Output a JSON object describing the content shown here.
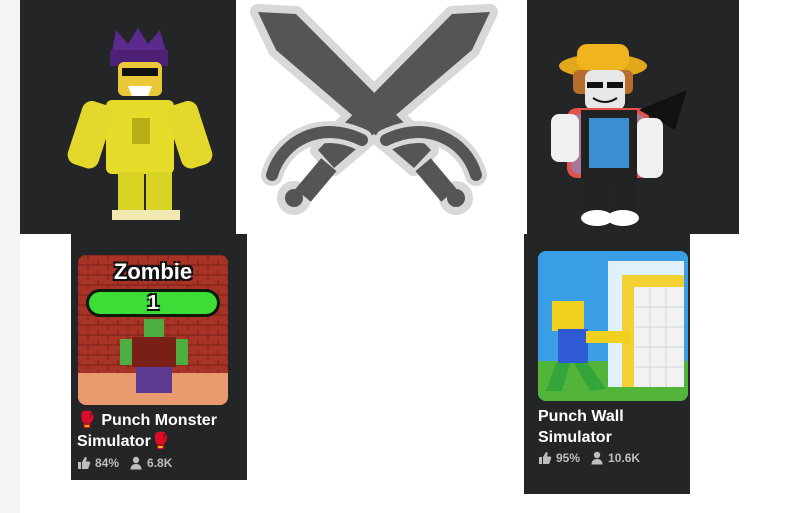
{
  "avatars": {
    "left": {
      "icon": "avatar-yellow-crown-icon"
    },
    "right": {
      "icon": "avatar-bucket-hat-icon"
    }
  },
  "battle": {
    "icon": "crossed-swords-icon"
  },
  "games": [
    {
      "title": "🥊 Punch Monster Simulator🥊",
      "thumb": {
        "banner": "Zombie",
        "level": "1"
      },
      "rating": "84%",
      "players": "6.8K"
    },
    {
      "title": "Punch Wall Simulator",
      "rating": "95%",
      "players": "10.6K"
    }
  ],
  "icons": {
    "rating": "thumbs-up-icon",
    "players": "person-icon"
  },
  "colors": {
    "card_bg": "#232527",
    "title": "#ffffff",
    "stat": "#bdbebe"
  }
}
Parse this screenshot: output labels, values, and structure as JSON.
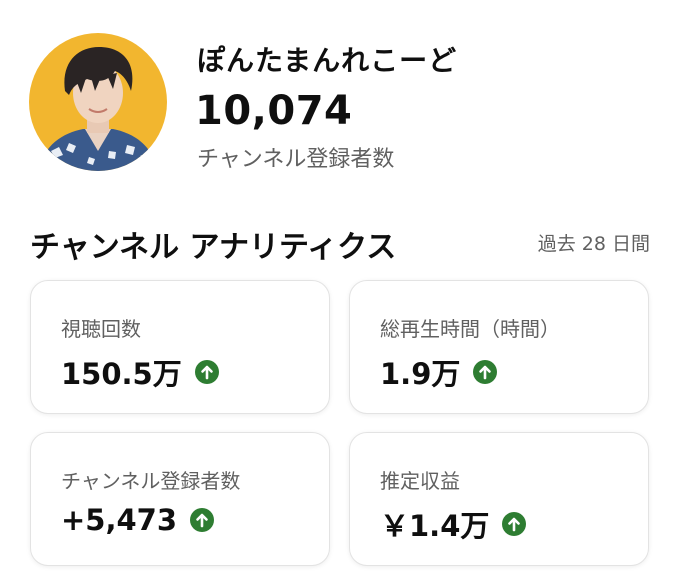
{
  "channel": {
    "name": "ぽんたまんれこーど",
    "subscriber_count": "10,074",
    "subscriber_label": "チャンネル登録者数"
  },
  "analytics": {
    "title": "チャンネル アナリティクス",
    "period": "過去 28 日間",
    "cards": [
      {
        "label": "視聴回数",
        "value": "150.5万",
        "trend": "up"
      },
      {
        "label": "総再生時間（時間）",
        "value": "1.9万",
        "trend": "up"
      },
      {
        "label": "チャンネル登録者数",
        "value": "+5,473",
        "trend": "up"
      },
      {
        "label": "推定収益",
        "value": "￥1.4万",
        "trend": "up"
      }
    ]
  },
  "colors": {
    "avatar_background": "#f2b62f",
    "trend_up": "#2e7d32",
    "secondary_text": "#606060"
  },
  "icons": {
    "trend": "arrow-up-circle-icon",
    "avatar": "channel-avatar"
  }
}
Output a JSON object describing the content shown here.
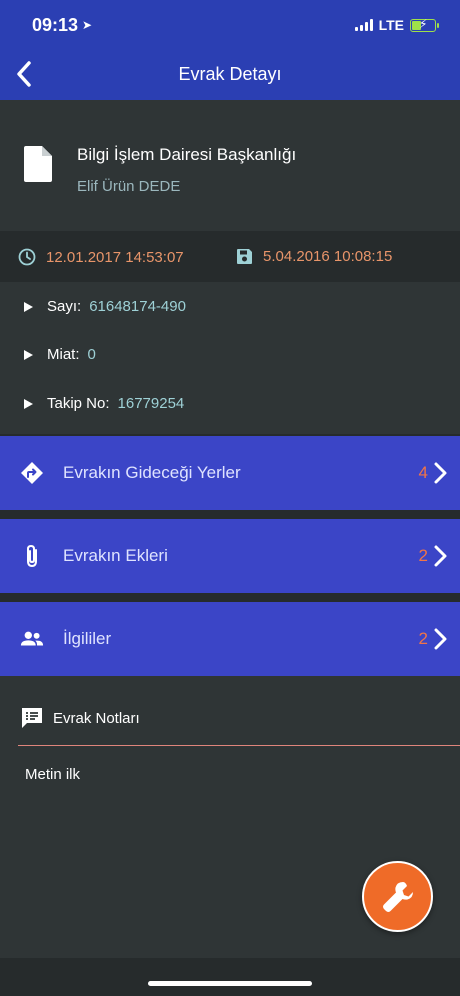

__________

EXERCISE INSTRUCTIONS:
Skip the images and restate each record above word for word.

THE COMPLETED TASK:
Output a JSON object describing the content shown here.
{
  "avatars": {
    "left": {
      "icon": "avatar-yellow-crown-icon"
    },
    "right": {
      "icon": "avatar-bucket-hat-icon"
    }
  },
  "battle": {
    "icon": "crossed-swords-icon"
  },
  "games": [
    {
      "title": "🥊 Punch Monster Simulator🥊",
      "thumb": {
        "banner": "Zombie",
        "level": "1"
      },
      "rating": "84%",
      "players": "6.8K"
    },
    {
      "title": "Punch Wall Simulator",
      "rating": "95%",
      "players": "10.6K"
    }
  ],
  "icons": {
    "rating": "thumbs-up-icon",
    "players": "person-icon"
  },
  "colors": {
    "card_bg": "#232527",
    "title": "#ffffff",
    "stat": "#bdbebe"
  }
}
Parse this screenshot: output labels, values, and structure as JSON.
{
  "channel": {
    "name": "ぽんたまんれこーど",
    "subscriber_count": "10,074",
    "subscriber_label": "チャンネル登録者数"
  },
  "analytics": {
    "title": "チャンネル アナリティクス",
    "period": "過去 28 日間",
    "cards": [
      {
        "label": "視聴回数",
        "value": "150.5万",
        "trend": "up"
      },
      {
        "label": "総再生時間（時間）",
        "value": "1.9万",
        "trend": "up"
      },
      {
        "label": "チャンネル登録者数",
        "value": "+5,473",
        "trend": "up"
      },
      {
        "label": "推定収益",
        "value": "￥1.4万",
        "trend": "up"
      }
    ]
  },
  "colors": {
    "avatar_background": "#f2b62f",
    "trend_up": "#2e7d32",
    "secondary_text": "#606060"
  },
  "icons": {
    "trend": "arrow-up-circle-icon",
    "avatar": "channel-avatar"
  }
}
Output a JSON object describing the content shown here.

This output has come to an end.